Given the response I could expect if I proposed to a major publication my desire to write a 300-part series on a single subject (even one as important as the revolution now underway in online learning), I’m a big fan of what blogs allow individuals to accomplish on their own.
That said, their reverse chronological nature means that interesting content can quickly get buried as it gets pushed further and further into the past.
This was brought home to me when an older post attracted an interesting comment by Paul Morris, an independent learner from the UK who got his degrees via Britain’s Open University system that’s been providing access to accredited free learning for years.
As Paul describes, under the Open University system progress is measured in hours with the expectation that a full-year course (the equivalent of two full-semester courses in an American college system) are based on 30 weeks of work with an expected commitment of fifteen hours of effort per week. Doing the math, this would bring a single semester-length course in at over 200 hours of expected study.
The use of time as a yardstick (or meter stick in this case) of rigor/demand on students seems reasonable. Although, if you accept this method of measurement, this means that almost every MOOC course (certainly the ones I’ve taken so far – never mind my non-MOOC classes) would fall far short of what Open University would consider a full semester worth of learning.
Now there are other means to lay claim to having completed a college-level class such as outcomes.
My colleague and doppelganger Scott Young, for example, decided that his ability to successfully complete the same exam taken by MIT students at the end of a course (with all tests taken under the same conditions of MITers sitting in a proctored classroom) would count as passing a full-semester class. Which means that regardless of how many hours it took him to learn the material required to pass such exams, tests rather than hours of work would be his method for assigning himself credit.
Scott’s system is far from unique, especially if you look at major industries such as IT where success is based on taking rigorous, validated certification exams where passing the test is the measure of progress, rather than the number of hours required to master the material needed to sit the exam.
For my Degree of Freedom project, I’ve been using a couple of means to declare a semester-length course completed. One is straightforward: if I do all the work associated with an online class (such as a MOOC that includes lectures, reading, homework, quizzes and other assignment) this “counts” as having finished one of the classes in my 32-course degree lineup.

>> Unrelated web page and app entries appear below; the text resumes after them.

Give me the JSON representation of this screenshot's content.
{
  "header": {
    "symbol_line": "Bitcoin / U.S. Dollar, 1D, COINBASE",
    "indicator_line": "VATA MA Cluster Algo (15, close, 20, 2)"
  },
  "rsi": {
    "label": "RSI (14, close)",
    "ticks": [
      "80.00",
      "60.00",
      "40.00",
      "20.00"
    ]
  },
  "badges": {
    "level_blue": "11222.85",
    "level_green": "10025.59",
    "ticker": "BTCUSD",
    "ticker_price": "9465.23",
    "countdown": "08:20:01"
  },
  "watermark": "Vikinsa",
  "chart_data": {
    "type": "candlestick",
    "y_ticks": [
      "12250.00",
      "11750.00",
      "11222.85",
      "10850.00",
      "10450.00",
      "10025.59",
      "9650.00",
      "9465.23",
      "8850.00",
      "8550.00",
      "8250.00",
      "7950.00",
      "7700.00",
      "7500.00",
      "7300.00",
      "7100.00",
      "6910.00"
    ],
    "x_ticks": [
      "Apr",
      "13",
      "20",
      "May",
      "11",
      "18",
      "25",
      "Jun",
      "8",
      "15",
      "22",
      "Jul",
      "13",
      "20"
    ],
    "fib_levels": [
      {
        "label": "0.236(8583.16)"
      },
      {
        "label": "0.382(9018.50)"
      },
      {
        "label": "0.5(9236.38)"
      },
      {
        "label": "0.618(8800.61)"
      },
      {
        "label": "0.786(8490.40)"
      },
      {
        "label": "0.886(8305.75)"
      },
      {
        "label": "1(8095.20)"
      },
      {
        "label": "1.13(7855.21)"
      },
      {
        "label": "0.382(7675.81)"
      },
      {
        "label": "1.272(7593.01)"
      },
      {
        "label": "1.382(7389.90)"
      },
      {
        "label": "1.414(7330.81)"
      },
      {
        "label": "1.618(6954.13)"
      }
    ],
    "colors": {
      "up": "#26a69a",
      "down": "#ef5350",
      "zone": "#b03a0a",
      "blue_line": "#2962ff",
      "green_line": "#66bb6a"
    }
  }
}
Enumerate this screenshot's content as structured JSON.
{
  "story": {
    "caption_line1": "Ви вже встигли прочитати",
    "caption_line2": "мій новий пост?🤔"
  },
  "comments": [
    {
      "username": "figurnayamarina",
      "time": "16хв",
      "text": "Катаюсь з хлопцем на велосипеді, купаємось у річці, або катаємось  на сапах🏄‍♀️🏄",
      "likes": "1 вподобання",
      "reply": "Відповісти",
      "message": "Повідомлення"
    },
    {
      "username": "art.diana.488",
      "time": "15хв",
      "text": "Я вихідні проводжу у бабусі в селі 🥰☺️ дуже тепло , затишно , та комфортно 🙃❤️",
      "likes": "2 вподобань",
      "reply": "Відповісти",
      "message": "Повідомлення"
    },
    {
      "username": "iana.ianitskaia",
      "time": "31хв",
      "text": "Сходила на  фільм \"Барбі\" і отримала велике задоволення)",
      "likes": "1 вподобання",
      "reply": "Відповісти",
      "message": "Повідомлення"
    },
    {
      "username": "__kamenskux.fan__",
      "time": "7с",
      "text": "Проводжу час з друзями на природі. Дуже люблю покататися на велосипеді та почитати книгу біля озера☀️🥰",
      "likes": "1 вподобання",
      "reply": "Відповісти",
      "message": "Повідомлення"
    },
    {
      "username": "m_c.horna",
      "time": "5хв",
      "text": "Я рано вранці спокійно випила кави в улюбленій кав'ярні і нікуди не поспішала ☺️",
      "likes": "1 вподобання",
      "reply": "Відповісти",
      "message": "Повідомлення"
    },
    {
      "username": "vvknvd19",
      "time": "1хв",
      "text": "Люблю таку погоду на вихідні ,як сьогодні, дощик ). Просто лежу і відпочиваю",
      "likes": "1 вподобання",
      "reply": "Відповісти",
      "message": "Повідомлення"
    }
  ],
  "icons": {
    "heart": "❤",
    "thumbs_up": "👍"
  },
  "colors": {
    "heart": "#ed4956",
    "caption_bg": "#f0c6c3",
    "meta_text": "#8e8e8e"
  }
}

But the other measure is the more amorphous concept of learning, i.e., did I learn what I would have if I took a comparable course within a brick-and-mortar university setting?

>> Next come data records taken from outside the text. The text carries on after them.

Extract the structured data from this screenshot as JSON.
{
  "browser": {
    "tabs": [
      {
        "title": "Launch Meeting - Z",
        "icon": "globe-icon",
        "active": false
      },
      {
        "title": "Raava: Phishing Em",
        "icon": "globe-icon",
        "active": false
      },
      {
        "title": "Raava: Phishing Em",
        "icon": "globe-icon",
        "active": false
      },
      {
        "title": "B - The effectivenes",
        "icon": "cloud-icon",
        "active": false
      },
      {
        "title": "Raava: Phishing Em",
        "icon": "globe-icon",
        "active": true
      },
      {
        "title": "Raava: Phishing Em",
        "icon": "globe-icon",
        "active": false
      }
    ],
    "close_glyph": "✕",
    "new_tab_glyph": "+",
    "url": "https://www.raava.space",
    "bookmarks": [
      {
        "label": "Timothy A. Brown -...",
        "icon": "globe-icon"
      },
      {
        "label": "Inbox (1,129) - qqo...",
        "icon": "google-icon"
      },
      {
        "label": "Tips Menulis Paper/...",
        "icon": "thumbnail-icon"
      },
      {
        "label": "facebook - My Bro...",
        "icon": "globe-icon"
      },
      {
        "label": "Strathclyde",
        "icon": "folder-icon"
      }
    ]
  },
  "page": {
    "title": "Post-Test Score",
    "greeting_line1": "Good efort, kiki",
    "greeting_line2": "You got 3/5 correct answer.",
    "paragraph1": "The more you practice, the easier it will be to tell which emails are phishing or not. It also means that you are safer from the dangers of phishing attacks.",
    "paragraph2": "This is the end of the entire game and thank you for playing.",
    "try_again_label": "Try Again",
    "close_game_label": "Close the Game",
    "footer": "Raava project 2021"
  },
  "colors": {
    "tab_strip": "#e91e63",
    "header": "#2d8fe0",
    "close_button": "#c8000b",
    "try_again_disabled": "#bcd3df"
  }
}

Since I already have a college degree, I’ve got a point of comparison between the amount I remember learning in a traditional college class vs. what I’m getting out of a MOOC or other free-learning experience. And for classes like Coursera’s Think Again (a logic course I can compare to one I took on the same subject years ago when I attended university), it’s pretty clear to me that the amount one learns if you put the time into completing all of the material in that MOOC course was the same as what I learned in a comparable classroom course taken previously.
Now there are some cases where the material covered in an online class seems lighter than what I would expect from a traditional full-semester one. But I also recall classes I took in college that were decidedly easier (and less demanding of my time) than others.
Also, as I’ve noted a number of times before, the means of measuring learning (such as automatically graded quizzes and peer-graded essays) within a MOOC course certainly feel like less than what students have to do when enrolled in a traditional university program.
I suppose if you showed up at my door this morning demanding I take a challenging final exam or write a closed-book essay on one of the subjects I studied during my freshman year, I would probably struggle with that assignment.
But if I was given time to prepare (by letting me know what to expect and giving me time to study), I suspect I would do much better (just as any sophomore would have a better chance of success if given time to get ready for a test on a subject he or she studied during their freshman year).
More importantly, the courses I’ve been taking have exposed me to new ways of thinking meaning that if I was given some sort of open book assignment to demonstrate my learning, I would have the knowledge and experience to succeed in demonstrating that a class did indeed deliver the goods.
This analysis brings up a host of issues related to what students are accomplishing regardless of where their studies are taking place. For today’s students all have access to far more information and resources than did any of us who went to college before the Internet age. Which means that recall (once the key metric for success in instruments like closed-book exams) are less important than background knowledge coupled with the ability to perform research, think critically and synthesize material into something original and thoughtful.
So might we be better off focusing on MOOCs and other tools that will teach students these critical skills? Or perhaps we should be preparing students at a younger age to perform research, think critically and write well since those who have a grounding in these vital skills are the ones most likely to succeed, regardless of where or how their learning take place.